Reproduce each line of the data exactly as it is.

[Entries taken from a collection]
++++++++++++++++++++

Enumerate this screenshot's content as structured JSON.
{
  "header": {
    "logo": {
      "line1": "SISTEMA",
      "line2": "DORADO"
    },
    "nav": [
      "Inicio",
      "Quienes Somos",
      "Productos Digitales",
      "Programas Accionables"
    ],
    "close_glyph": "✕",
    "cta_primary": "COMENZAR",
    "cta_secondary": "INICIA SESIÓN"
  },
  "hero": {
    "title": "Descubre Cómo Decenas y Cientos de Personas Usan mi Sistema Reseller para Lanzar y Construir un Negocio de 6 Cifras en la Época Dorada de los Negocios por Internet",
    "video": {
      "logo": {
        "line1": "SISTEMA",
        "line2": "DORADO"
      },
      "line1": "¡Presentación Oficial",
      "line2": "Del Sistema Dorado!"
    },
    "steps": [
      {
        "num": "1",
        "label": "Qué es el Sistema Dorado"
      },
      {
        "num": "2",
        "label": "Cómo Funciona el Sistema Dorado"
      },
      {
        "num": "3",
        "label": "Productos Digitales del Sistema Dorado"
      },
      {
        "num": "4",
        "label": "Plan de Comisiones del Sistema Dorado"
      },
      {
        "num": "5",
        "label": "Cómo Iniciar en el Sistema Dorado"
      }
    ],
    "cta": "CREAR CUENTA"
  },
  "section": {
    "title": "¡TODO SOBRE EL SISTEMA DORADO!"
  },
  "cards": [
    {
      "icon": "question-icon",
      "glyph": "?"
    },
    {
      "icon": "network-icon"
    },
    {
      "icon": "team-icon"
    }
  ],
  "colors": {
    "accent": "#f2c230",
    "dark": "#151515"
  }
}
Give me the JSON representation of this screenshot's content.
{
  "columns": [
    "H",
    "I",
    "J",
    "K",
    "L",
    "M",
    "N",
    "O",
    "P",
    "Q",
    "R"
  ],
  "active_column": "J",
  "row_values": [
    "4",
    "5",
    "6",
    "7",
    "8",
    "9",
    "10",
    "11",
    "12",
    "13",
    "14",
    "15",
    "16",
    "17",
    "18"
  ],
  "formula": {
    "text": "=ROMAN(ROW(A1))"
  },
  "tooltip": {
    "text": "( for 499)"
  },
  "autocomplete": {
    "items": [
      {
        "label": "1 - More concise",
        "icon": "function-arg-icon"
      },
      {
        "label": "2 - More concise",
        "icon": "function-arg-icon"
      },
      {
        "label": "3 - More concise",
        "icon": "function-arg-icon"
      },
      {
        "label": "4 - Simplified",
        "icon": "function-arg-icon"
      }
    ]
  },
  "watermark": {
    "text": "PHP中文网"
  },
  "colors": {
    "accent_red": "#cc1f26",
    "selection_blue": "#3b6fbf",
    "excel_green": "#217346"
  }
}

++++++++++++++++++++

■ TASK RESULT
Enumerate this screenshot's content as structured JSON.
{
  "header": {
    "logo": {
      "line1": "SISTEMA",
      "line2": "DORADO"
    },
    "nav": [
      "Inicio",
      "Quienes Somos",
      "Productos Digitales",
      "Programas Accionables"
    ],
    "close_glyph": "✕",
    "cta_primary": "COMENZAR",
    "cta_secondary": "INICIA SESIÓN"
  },
  "hero": {
    "title": "Descubre Cómo Decenas y Cientos de Personas Usan mi Sistema Reseller para Lanzar y Construir un Negocio de 6 Cifras en la Época Dorada de los Negocios por Internet",
    "video": {
      "logo": {
        "line1": "SISTEMA",
        "line2": "DORADO"
      },
      "line1": "¡Presentación Oficial",
      "line2": "Del Sistema Dorado!"
    },
    "steps": [
      {
        "num": "1",
        "label": "Qué es el Sistema Dorado"
      },
      {
        "num": "2",
        "label": "Cómo Funciona el Sistema Dorado"
      },
      {
        "num": "3",
        "label": "Productos Digitales del Sistema Dorado"
      },
      {
        "num": "4",
        "label": "Plan de Comisiones del Sistema Dorado"
      },
      {
        "num": "5",
        "label": "Cómo Iniciar en el Sistema Dorado"
      }
    ],
    "cta": "CREAR CUENTA"
  },
  "section": {
    "title": "¡TODO SOBRE EL SISTEMA DORADO!"
  },
  "cards": [
    {
      "icon": "question-icon",
      "glyph": "?"
    },
    {
      "icon": "network-icon"
    },
    {
      "icon": "team-icon"
    }
  ],
  "colors": {
    "accent": "#f2c230",
    "dark": "#151515"
  }
}
Give me the JSON representation of this screenshot's content.
{
  "columns": [
    "H",
    "I",
    "J",
    "K",
    "L",
    "M",
    "N",
    "O",
    "P",
    "Q",
    "R"
  ],
  "active_column": "J",
  "row_values": [
    "4",
    "5",
    "6",
    "7",
    "8",
    "9",
    "10",
    "11",
    "12",
    "13",
    "14",
    "15",
    "16",
    "17",
    "18"
  ],
  "formula": {
    "text": "=ROMAN(ROW(A1))"
  },
  "tooltip": {
    "text": "( for 499)"
  },
  "autocomplete": {
    "items": [
      {
        "label": "1 - More concise",
        "icon": "function-arg-icon"
      },
      {
        "label": "2 - More concise",
        "icon": "function-arg-icon"
      },
      {
        "label": "3 - More concise",
        "icon": "function-arg-icon"
      },
      {
        "label": "4 - Simplified",
        "icon": "function-arg-icon"
      }
    ]
  },
  "watermark": {
    "text": "PHP中文网"
  },
  "colors": {
    "accent_red": "#cc1f26",
    "selection_blue": "#3b6fbf",
    "excel_green": "#217346"
  }
}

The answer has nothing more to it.